Headaches and Migraines

The head is one of the most common locations for pain. There are many, many different types of headaches, or cephalgia.  Some headaches come regularly, almost as if following a schedule.  Others are more random.  Some are sharp, and others throb. Some headaches are associated with mental/emotional stress or tension. Others will let the sufferer know they’re coming, through some sort of unusual sensation or nausea.  Some headaches are so severe that they seem to demand that the world STOP – that the only solution is to lie in a dark silence, waiting until the agony passes. Headaches can be a sign of a very serious problem, and they can be a tremendous interruption to the living of a whole and healthy life.

Three of the more common types of headaches are the following:

• Cervicogenic: that’s a fancy word that describes a headache with its origin in the bones or soft tissues of the neck.

• Migraine: often extremely painful, this type of headache may be triggered by different smells, tastes, sounds, weather, light, and stress. In many cases, the person will have some sort of visual or auditory warning that the headache is coming on.

• Tension: headaches are one of many possible dangers of living a stressful life over a prolonged period of time. [Please refer to our past blogs on the negative effects of long-term stress on health, and what you can do about it.]

Often the first question we ask when a headache appears is, “How do I get rid of this!?” It’s natural to wonder how we can feel better. However, we have to remember to first ask why the pain is appearing in the first place, rather than simply hiding that pain with medication.

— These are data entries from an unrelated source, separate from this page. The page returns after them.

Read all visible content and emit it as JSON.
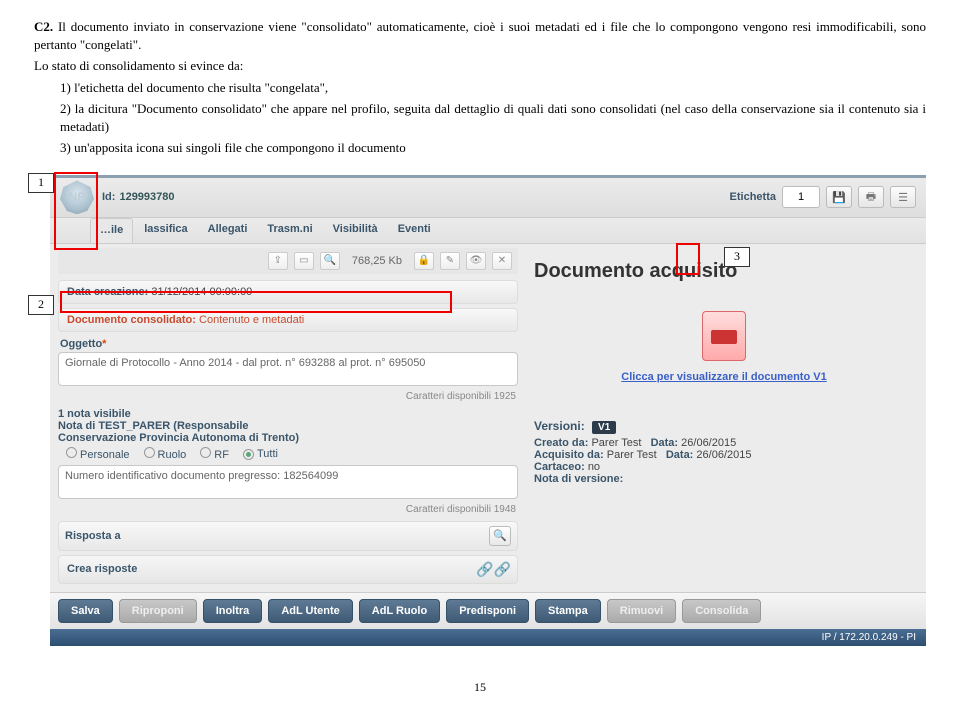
{
  "text": {
    "c2_label": "C2.",
    "c2_body": " Il documento inviato in conservazione viene \"consolidato\" automaticamente, cioè i suoi metadati ed i file che lo compongono vengono resi immodificabili, sono pertanto \"congelati\".",
    "intro2": "Lo stato di consolidamento si evince da:",
    "li1_n": "1)",
    "li1_t": "l'etichetta del documento che risulta \"congelata\",",
    "li2_n": "2)",
    "li2_t": "la dicitura \"Documento consolidato\" che appare nel profilo, seguita dal dettaglio di quali dati sono consolidati (nel caso della conservazione sia il contenuto sia i metadati)",
    "li3_n": "3)",
    "li3_t": "un'apposita icona sui singoli file che compongono il documento"
  },
  "callouts": {
    "c1": "1",
    "c2": "2",
    "c3": "3"
  },
  "topbar": {
    "np": "NP",
    "id_label": "Id:",
    "id_value": "129993780",
    "etichetta_label": "Etichetta",
    "etichetta_value": "1"
  },
  "tabs": {
    "t0": "…ile",
    "t1": "lassifica",
    "t2": "Allegati",
    "t3": "Trasm.ni",
    "t4": "Visibilità",
    "t5": "Eventi"
  },
  "filebar": {
    "size": "768,25 Kb"
  },
  "left": {
    "data_creazione_lbl": "Data creazione:",
    "data_creazione_val": "31/12/2014 00:00:00",
    "doc_cons_lbl": "Documento consolidato:",
    "doc_cons_val": "Contenuto e metadati",
    "oggetto_lbl": "Oggetto",
    "oggetto_val": "Giornale di Protocollo - Anno 2014 - dal prot. n° 693288 al prot. n° 695050",
    "char1": "Caratteri disponibili 1925",
    "note_hdr": "1 nota visibile",
    "note_sub1": "Nota di TEST_PARER (Responsabile",
    "note_sub2": "Conservazione Provincia Autonoma di Trento)",
    "r_personale": "Personale",
    "r_ruolo": "Ruolo",
    "r_rf": "RF",
    "r_tutti": "Tutti",
    "note_ta": "Numero identificativo documento pregresso: 182564099",
    "char2": "Caratteri disponibili 1948",
    "risposta_lbl": "Risposta a",
    "crea_lbl": "Crea risposte"
  },
  "right": {
    "doc_acq": "Documento acquisito",
    "pdf_link": "Clicca per visualizzare il documento V1",
    "ver_lbl": "Versioni:",
    "ver_badge": "V1",
    "l1a": "Creato da:",
    "l1b": "Parer Test",
    "l1c": "Data:",
    "l1d": "26/06/2015",
    "l2a": "Acquisito da:",
    "l2b": "Parer Test",
    "l2c": "Data:",
    "l2d": "26/06/2015",
    "l3a": "Cartaceo:",
    "l3b": "no",
    "l4a": "Nota di versione:"
  },
  "actions": {
    "b0": "Salva",
    "b1": "Riproponi",
    "b2": "Inoltra",
    "b3": "AdL Utente",
    "b4": "AdL Ruolo",
    "b5": "Predisponi",
    "b6": "Stampa",
    "b7": "Rimuovi",
    "b8": "Consolida"
  },
  "status": "IP / 172.20.0.249 - PI",
  "page_num": "15"
}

As with any other body signal, headaches are a message from you to you. The key is to listen to what that message is and learn the lessons, and then correct the cause of the problem.  Otherwise any relief from the pain is going to be temporary, at best:  a masking of the problem, and not true and lasting improvement.

Headaches often occur in people who spend a great deal of time in heavy concentration, mental-type activity. Those who sit at computers for long hours throughout the day are also often affected.  Stress and worry is another major contributing factor. Many headaches are caused by subluxation: misalignments of the bones of the spine putting stress or pressure on the delicate nervous system. In subluxation-related headaches, the only effective long-term solution is to correct the subluxation.

The only known cure for subluxation is a series of chiropractic adjustments over time.

If anybody in your life is suffering from the debilitating effects of headaches, it’s important to see if we can help: bring them in for a check-up!